→ **Goal of the exercise**
In this exercise, write out the data word for word and leave every image out.

→ **Exercise data**
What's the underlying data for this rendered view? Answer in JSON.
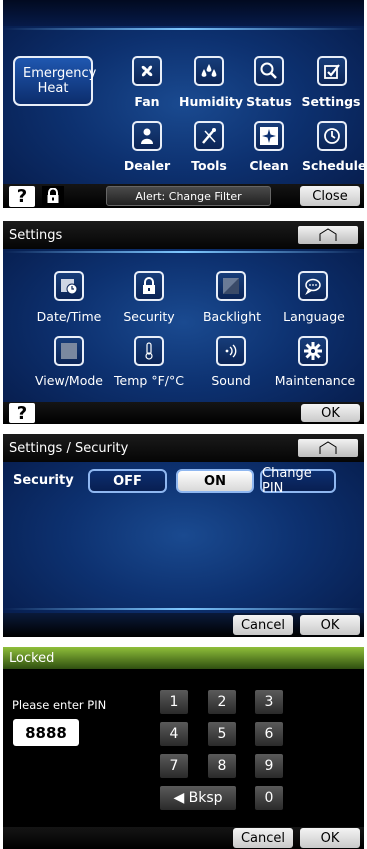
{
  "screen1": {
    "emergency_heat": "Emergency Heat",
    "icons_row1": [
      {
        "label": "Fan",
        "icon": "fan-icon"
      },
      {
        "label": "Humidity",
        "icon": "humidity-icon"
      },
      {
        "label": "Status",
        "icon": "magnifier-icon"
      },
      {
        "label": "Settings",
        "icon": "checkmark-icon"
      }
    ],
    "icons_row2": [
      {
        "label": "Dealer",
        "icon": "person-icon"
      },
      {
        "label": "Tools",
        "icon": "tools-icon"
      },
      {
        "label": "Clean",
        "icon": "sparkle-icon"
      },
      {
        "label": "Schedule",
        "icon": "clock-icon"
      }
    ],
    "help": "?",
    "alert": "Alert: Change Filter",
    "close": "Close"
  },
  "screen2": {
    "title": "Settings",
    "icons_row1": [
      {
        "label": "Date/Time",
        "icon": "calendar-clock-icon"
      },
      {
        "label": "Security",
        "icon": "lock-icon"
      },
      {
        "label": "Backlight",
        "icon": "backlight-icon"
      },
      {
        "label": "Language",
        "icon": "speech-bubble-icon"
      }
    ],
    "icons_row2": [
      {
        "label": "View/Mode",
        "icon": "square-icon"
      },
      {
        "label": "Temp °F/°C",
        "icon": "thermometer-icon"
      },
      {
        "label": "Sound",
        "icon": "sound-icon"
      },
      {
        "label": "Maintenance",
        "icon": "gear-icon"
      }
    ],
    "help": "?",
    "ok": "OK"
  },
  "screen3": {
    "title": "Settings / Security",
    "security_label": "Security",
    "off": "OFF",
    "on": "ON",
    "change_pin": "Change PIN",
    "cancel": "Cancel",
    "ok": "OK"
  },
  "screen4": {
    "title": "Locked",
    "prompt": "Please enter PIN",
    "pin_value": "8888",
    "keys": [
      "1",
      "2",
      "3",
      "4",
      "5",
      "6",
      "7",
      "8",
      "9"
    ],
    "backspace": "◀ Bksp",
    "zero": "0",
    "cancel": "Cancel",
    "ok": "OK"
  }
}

→ **Answer section**
What's the underlying data for this rendered view? Answer in JSON.
{
  "screen1": {
    "emergency_heat": "Emergency Heat",
    "icons_row1": [
      {
        "label": "Fan",
        "icon": "fan-icon"
      },
      {
        "label": "Humidity",
        "icon": "humidity-icon"
      },
      {
        "label": "Status",
        "icon": "magnifier-icon"
      },
      {
        "label": "Settings",
        "icon": "checkmark-icon"
      }
    ],
    "icons_row2": [
      {
        "label": "Dealer",
        "icon": "person-icon"
      },
      {
        "label": "Tools",
        "icon": "tools-icon"
      },
      {
        "label": "Clean",
        "icon": "sparkle-icon"
      },
      {
        "label": "Schedule",
        "icon": "clock-icon"
      }
    ],
    "help": "?",
    "alert": "Alert: Change Filter",
    "close": "Close"
  },
  "screen2": {
    "title": "Settings",
    "icons_row1": [
      {
        "label": "Date/Time",
        "icon": "calendar-clock-icon"
      },
      {
        "label": "Security",
        "icon": "lock-icon"
      },
      {
        "label": "Backlight",
        "icon": "backlight-icon"
      },
      {
        "label": "Language",
        "icon": "speech-bubble-icon"
      }
    ],
    "icons_row2": [
      {
        "label": "View/Mode",
        "icon": "square-icon"
      },
      {
        "label": "Temp °F/°C",
        "icon": "thermometer-icon"
      },
      {
        "label": "Sound",
        "icon": "sound-icon"
      },
      {
        "label": "Maintenance",
        "icon": "gear-icon"
      }
    ],
    "help": "?",
    "ok": "OK"
  },
  "screen3": {
    "title": "Settings / Security",
    "security_label": "Security",
    "off": "OFF",
    "on": "ON",
    "change_pin": "Change PIN",
    "cancel": "Cancel",
    "ok": "OK"
  },
  "screen4": {
    "title": "Locked",
    "prompt": "Please enter PIN",
    "pin_value": "8888",
    "keys": [
      "1",
      "2",
      "3",
      "4",
      "5",
      "6",
      "7",
      "8",
      "9"
    ],
    "backspace": "◀ Bksp",
    "zero": "0",
    "cancel": "Cancel",
    "ok": "OK"
  }
}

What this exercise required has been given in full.